- **DATA SHOWN**
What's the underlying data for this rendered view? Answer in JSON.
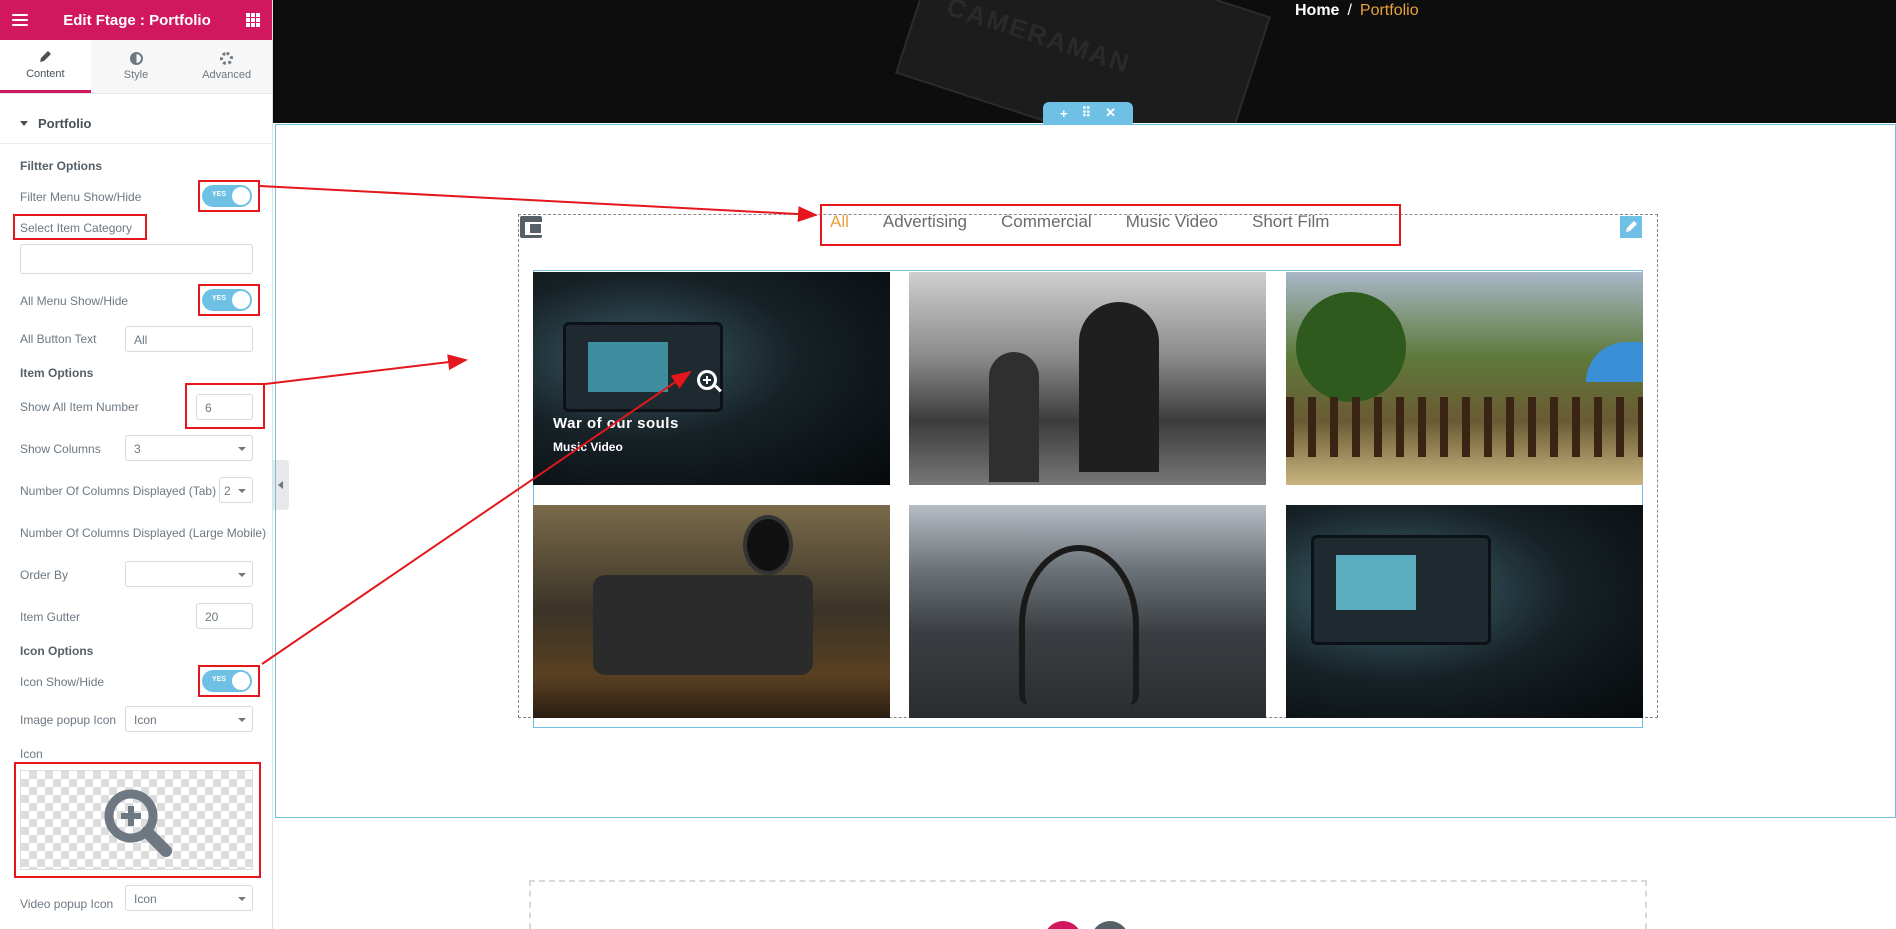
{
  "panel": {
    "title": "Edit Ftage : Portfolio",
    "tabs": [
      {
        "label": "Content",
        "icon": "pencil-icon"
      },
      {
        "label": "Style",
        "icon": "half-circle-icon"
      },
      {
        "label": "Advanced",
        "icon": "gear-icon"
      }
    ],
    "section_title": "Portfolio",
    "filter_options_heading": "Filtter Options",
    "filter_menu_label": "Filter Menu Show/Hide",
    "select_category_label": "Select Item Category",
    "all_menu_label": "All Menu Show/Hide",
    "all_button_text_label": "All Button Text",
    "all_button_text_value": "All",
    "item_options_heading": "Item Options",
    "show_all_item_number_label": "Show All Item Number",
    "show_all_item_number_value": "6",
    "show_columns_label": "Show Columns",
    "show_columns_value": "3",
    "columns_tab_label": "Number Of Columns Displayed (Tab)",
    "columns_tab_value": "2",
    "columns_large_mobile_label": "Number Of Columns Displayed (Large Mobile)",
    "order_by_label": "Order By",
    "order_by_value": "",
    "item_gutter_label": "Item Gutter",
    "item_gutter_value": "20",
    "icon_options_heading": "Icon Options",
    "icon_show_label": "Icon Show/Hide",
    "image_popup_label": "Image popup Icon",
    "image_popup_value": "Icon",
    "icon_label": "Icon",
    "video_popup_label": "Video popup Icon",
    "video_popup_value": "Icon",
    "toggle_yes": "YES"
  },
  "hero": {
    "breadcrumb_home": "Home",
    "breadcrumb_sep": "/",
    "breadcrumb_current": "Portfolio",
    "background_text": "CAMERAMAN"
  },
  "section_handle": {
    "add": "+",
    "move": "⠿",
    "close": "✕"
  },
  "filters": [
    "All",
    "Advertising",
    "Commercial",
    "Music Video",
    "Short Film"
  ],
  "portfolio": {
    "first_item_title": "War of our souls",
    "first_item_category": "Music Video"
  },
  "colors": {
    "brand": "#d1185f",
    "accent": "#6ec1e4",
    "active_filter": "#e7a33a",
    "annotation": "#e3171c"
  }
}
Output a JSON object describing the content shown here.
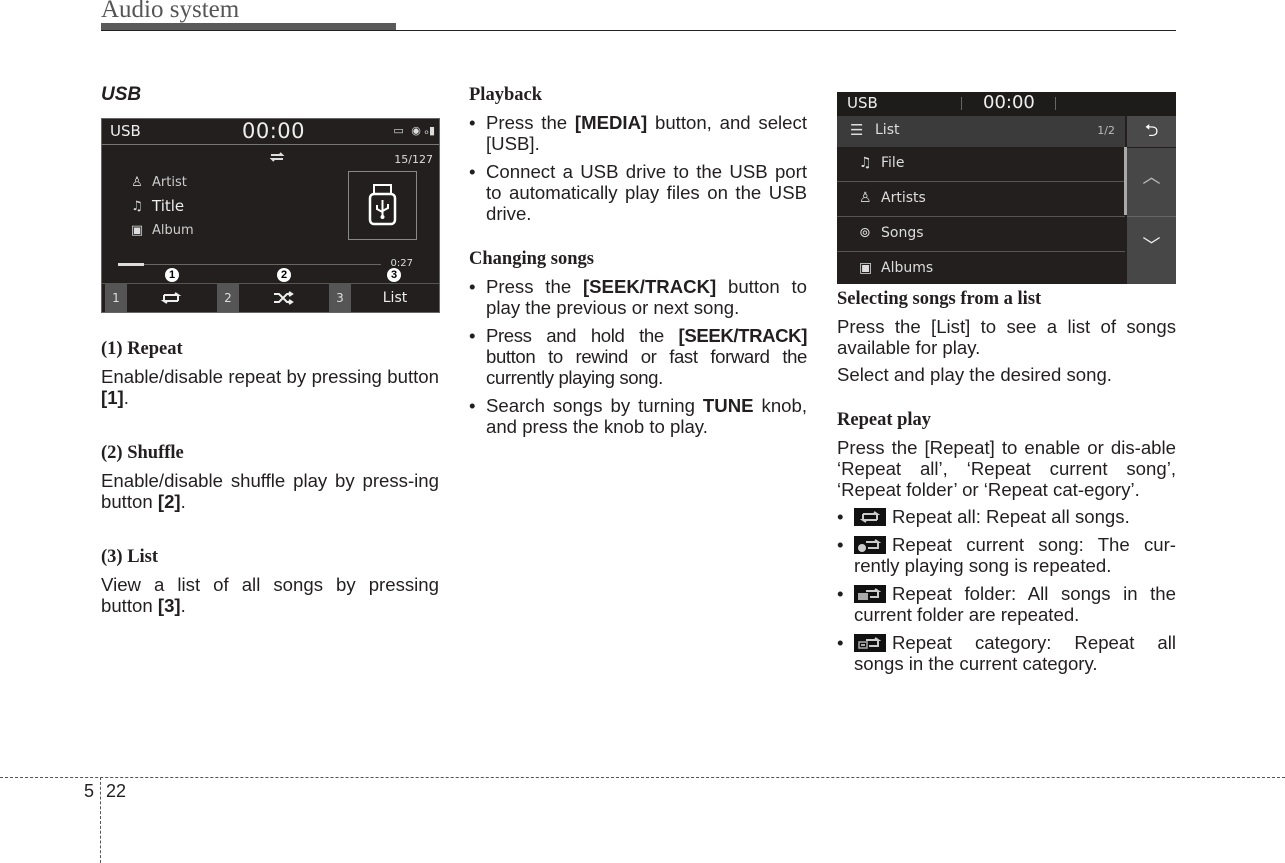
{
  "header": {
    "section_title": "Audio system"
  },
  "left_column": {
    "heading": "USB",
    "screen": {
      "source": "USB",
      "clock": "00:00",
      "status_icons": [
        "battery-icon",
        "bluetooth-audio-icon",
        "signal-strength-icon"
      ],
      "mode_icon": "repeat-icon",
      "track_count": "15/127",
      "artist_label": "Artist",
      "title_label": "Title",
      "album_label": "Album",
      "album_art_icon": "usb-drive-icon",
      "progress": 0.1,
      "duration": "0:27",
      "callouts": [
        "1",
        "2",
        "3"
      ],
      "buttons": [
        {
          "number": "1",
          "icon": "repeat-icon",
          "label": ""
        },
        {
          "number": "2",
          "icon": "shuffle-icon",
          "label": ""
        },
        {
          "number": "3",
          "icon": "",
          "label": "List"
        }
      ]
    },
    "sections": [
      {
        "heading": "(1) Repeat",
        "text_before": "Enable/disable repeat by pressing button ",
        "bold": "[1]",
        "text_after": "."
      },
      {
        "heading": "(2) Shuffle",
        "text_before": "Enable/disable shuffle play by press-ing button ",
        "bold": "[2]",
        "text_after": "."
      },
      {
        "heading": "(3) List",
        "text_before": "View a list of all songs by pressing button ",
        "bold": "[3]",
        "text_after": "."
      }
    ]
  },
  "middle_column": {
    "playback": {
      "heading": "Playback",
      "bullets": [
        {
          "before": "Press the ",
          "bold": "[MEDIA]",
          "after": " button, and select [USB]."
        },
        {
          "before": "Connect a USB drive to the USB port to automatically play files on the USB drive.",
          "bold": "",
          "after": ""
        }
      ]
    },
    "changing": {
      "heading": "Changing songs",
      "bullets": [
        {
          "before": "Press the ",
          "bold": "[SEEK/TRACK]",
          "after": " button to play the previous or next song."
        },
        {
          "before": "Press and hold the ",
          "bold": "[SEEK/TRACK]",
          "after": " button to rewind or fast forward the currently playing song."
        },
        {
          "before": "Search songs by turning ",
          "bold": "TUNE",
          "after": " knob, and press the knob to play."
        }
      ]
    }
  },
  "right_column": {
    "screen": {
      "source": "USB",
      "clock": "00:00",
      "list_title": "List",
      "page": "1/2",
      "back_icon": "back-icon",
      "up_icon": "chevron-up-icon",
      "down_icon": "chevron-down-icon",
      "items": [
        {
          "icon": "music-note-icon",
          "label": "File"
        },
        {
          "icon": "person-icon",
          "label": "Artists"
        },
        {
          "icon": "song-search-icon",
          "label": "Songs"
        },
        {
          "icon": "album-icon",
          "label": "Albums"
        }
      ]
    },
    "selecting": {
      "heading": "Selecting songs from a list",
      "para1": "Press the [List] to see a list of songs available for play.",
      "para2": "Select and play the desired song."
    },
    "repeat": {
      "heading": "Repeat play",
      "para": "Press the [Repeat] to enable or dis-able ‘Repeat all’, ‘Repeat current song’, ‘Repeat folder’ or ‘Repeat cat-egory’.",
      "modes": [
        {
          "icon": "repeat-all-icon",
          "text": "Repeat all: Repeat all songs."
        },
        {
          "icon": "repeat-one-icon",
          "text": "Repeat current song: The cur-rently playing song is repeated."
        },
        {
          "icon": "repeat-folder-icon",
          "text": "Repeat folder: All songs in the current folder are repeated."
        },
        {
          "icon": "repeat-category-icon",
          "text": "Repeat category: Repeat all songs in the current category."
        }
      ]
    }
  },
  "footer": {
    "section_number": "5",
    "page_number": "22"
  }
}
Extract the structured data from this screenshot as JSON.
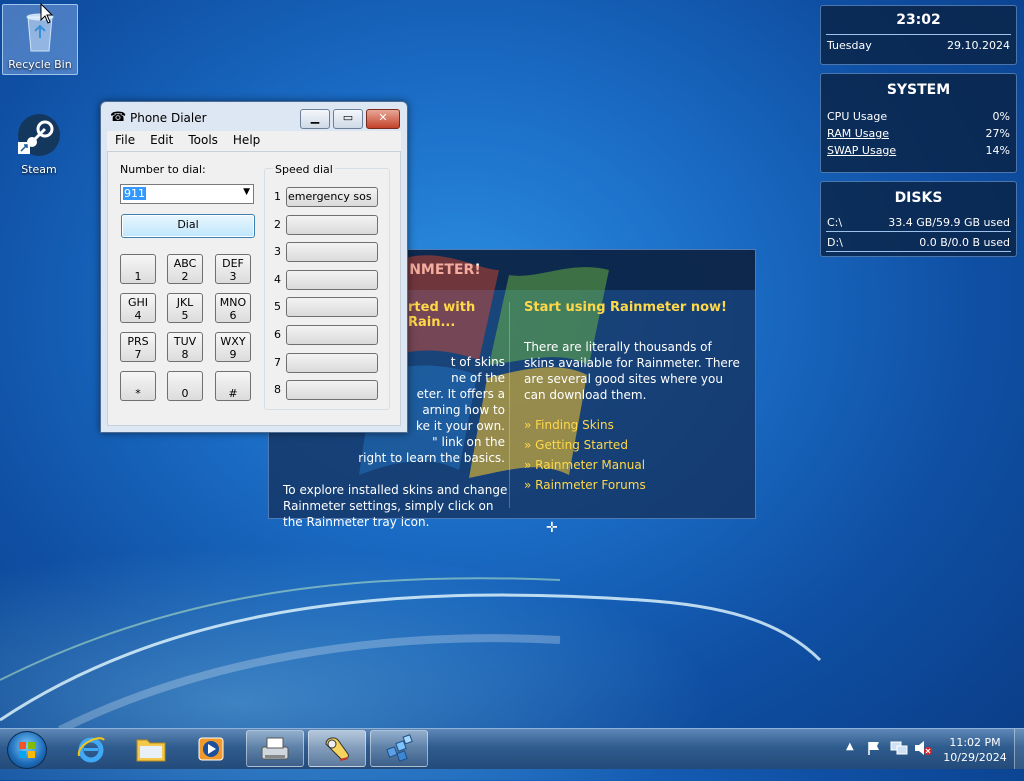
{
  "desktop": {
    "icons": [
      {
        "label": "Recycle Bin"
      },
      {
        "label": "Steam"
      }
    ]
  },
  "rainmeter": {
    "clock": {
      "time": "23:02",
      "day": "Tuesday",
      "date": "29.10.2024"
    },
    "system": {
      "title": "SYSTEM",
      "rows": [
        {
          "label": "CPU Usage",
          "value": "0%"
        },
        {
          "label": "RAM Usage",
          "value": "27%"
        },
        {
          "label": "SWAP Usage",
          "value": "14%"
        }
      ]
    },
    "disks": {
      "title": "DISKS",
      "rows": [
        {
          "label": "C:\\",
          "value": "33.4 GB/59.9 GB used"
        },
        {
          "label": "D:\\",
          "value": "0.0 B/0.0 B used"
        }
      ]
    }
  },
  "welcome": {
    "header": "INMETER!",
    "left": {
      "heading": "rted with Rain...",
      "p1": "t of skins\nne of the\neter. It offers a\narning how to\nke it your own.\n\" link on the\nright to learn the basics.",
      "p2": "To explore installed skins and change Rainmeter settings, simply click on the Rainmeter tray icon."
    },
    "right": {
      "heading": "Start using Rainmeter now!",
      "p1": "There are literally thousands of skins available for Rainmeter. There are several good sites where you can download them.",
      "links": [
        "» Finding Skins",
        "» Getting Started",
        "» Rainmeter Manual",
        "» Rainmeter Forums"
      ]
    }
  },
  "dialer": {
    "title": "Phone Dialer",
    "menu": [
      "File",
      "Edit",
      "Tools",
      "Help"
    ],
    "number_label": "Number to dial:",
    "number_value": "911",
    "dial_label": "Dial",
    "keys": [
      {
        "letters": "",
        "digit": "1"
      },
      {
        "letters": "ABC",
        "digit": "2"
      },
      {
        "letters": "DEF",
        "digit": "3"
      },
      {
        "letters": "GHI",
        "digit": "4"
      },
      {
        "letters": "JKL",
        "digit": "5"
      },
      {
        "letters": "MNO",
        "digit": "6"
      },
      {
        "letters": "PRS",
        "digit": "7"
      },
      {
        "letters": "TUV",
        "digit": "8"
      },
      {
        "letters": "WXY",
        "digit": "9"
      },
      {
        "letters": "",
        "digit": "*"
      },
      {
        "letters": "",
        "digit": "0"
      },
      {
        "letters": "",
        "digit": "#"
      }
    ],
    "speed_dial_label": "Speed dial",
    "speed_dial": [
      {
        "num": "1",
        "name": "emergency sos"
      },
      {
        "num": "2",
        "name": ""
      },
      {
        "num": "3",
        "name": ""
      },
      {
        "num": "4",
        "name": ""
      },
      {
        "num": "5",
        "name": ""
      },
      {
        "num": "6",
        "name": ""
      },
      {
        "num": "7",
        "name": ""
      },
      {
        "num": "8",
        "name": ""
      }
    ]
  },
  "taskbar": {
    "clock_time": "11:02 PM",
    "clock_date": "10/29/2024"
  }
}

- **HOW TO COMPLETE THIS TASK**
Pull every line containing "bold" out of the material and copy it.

- **EXERCISE RESULT**
        "bold": "[1]",
        "bold": "[2]",
        "bold": "[3]",
          "bold": "[MEDIA]",
          "bold": "",
          "bold": "[SEEK/TRACK]",
          "bold": "[SEEK/TRACK]",
          "bold": "TUNE",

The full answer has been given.